  1. Have an Intriguing Point View. When it comes to being influenced, people prefer to be prompted to think differently than to be told what to do or how to think.  Good stories always have a compelling message or moral that makes people examine how they are thinking and acting. Great stories tend to grab the audience’s attention right from the start.
  2. Frame Examples and Facts to Your Audience. While good storytellers retain the major fabric of their stories, they never tell the story in the same way twice.  Experts tailor their illustrations to the situation and select supporting facts that resonate with their audience.  This can be the difference between a well-crafted story that transforms a relationship and one that fails to persuade its audience.

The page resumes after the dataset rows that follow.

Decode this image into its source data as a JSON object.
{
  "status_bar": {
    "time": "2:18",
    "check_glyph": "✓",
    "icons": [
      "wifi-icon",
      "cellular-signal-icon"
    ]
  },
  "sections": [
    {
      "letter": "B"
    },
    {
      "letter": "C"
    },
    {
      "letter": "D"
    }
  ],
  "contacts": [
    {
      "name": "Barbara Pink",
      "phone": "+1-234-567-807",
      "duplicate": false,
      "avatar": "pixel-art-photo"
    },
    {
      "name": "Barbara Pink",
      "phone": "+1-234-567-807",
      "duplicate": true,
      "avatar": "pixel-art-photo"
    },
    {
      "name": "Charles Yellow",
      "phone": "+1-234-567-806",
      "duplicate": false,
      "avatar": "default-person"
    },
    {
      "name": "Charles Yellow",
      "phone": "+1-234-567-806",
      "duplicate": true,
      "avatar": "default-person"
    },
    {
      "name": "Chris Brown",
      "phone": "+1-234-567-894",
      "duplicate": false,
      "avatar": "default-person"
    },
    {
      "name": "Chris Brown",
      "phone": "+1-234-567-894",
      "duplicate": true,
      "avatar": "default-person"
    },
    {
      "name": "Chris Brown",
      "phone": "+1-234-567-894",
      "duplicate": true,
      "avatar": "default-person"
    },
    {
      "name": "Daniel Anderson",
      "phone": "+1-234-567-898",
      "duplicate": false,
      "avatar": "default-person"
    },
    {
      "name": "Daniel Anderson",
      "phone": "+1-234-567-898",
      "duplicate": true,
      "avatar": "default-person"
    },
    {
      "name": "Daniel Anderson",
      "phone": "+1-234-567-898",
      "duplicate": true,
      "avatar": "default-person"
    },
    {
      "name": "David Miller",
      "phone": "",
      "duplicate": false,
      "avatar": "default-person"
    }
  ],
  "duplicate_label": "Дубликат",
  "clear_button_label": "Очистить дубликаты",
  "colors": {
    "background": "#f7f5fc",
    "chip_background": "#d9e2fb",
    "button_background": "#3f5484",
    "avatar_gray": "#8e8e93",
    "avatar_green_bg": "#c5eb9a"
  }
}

While the greats make it look easy, being able to tailor your story to the situation takes extensive preparation and research to flex to different audiences.
  3. Believe.  To be engaged, your audience must feel conviction.  Your belief becomes evident through your choice of images, metaphors, words and body language – the more personal and relevant the story and the more vulnerable you seem, the better.  Be yourself and speak from the heart.  If the audience senses doubt or uncertainty, you can lose them.  And don’t underestimate the power of authentic passion.  As long as you are not blinded to alternate views, strong emotions can hold the interest of listeners and make a good story great.

When used correctly, stories are powerful tools of persuasion.